Writing workshops also have writing exercises, in this particular session the exercise was to close your eyes and hold hands (yes with everyone in the room) and say what you are experiencing. There were around 40 people in the room and each person said something – “I feel nervous.” “I feel anxious.” “I feel at peace.” “I feel honored.” and then – one – one of the new agey women in purple and teal flowy, silky clothing – “I feel light coming through.” She held two hands over her lower stomach. “I FEEL LIGHT SHINING OUT OF MY VAGINA! I feel my womb expanding with the universe.” She yelled, softening her voice at the end.


No more writing workshops for me!

I burst into laughter. I know that was totally not okay, but I could not help it.  Some might say my aversion and insensitivity to it, likely means it’s what I really need in my life, but I’m okay with my choice to not be the person with light shining out of my vagina.

I’m new age in my own way.  I’ve read plenty of new age-ish books and old age books that say very similar things. The older things, like myth and some Joseph Campbell and Marion Woodman make you work a little for the knowledge.  I like those because it’s almost as if it’s a secret – wanting to be unraveled.

Consciousness and enlightenment are not new age ideas.

Writing workshops go hand in hand with new age books, there is no book on the planet that will give you enlightenment or consciousness, it’s what you DO with the knowledge from the book that brings you consciousness. With writing it’s what you actually sit down and WRITE!

If I have to label myself, I’d say I’m REAL AGE. I’m becoming more aware of everything around me, but in a way that mimics how people have always done it, a vision quest, a hardship, digging yourself out of the dark, and appreciating the good times in life. Mixing the old age with the new age.  REAL AGE.

Writing workshops can also feel like a rip off. I personally have not come out of them with much more than I went in with, there is no accountability.  People don’t usually proclaim if you do this writing workshop and don’t like we’ll refund your money.
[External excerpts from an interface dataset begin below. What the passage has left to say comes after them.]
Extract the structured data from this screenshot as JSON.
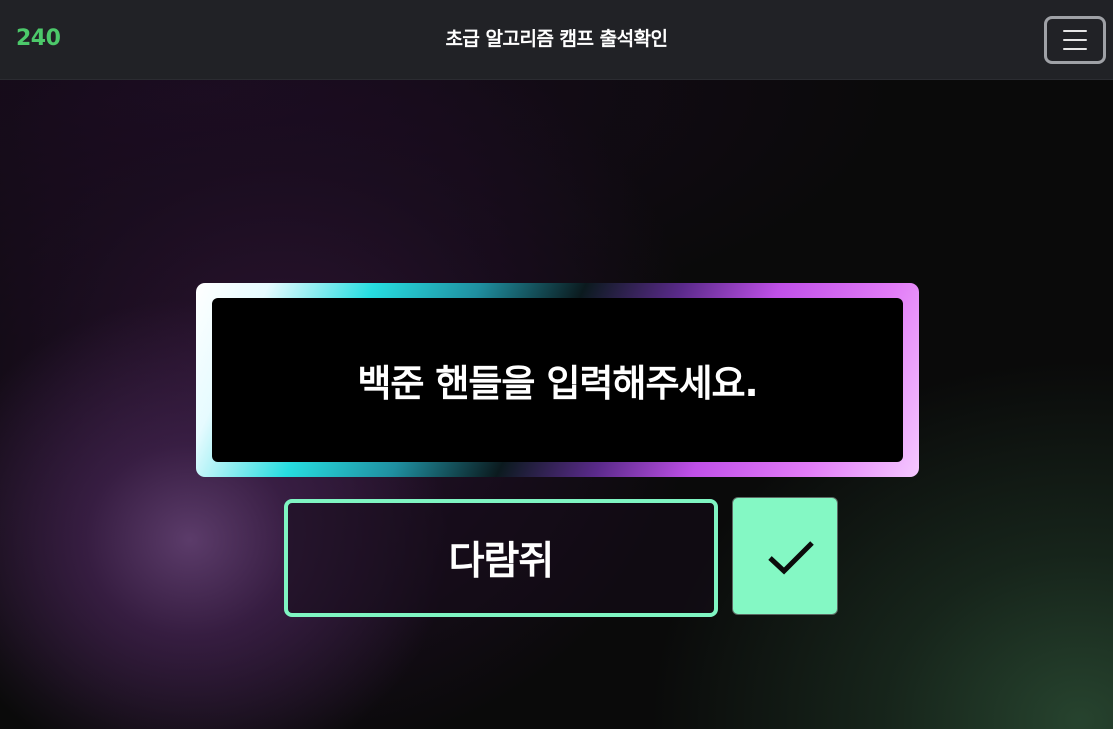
{
  "header": {
    "logo": "240",
    "title": "초급 알고리즘 캠프 출석확인",
    "menu_icon": "hamburger-menu-icon"
  },
  "main": {
    "prompt": "백준 핸들을 입력해주세요.",
    "handle_input": {
      "value": "다람쥐"
    },
    "submit_icon": "checkmark-icon"
  },
  "colors": {
    "logo": "#4cc96a",
    "accent": "#84f8c4",
    "header_bg": "#212226"
  }
}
There is no taking into account the different writing levels and experiences. It’s more like – pay me $300 and I’ll take you through some exercises that may or may not help you and then I’ll critique some of your work, which also may or may not help you, then you go away, unless you’d like to take another workshop.


Maybe I’ve just been attending the wrong workshops?

So, while writing this I got it my head that I should develop a series of work sessions that work for me and maybe they’ll work for other people like me. Work sessions based on doing the work and being accountable to the work.  Creating a space for REAL AGE information. Things that cut to the chase, but still leave you with a sense of unraveling secrets.  A no holds barred session where you write on your own. JUST WRITE.

So that’s what I’m going to do.

I began writing this post a few days ago and today read this interesting article in the Times about how talk therapy is on the wane and writing workshops are on the rise. http://ow.ly/a3cKM

Who am I to be critical of a Times article?  I’m going to anyway. What I think is missing from the article is something important. Some people do need therapy and some writing teachers need therapy and should do that before they start writing or teaching, or they should do both. You can mess people up if you don’t know what you are doing when you are trying to walk the line on therapy versus not therapy.

We should all learn that we don’t need permission to articulate our feelings and thoughts – a good therapist will help you with that.  I’m not sure a writing teacher can do that.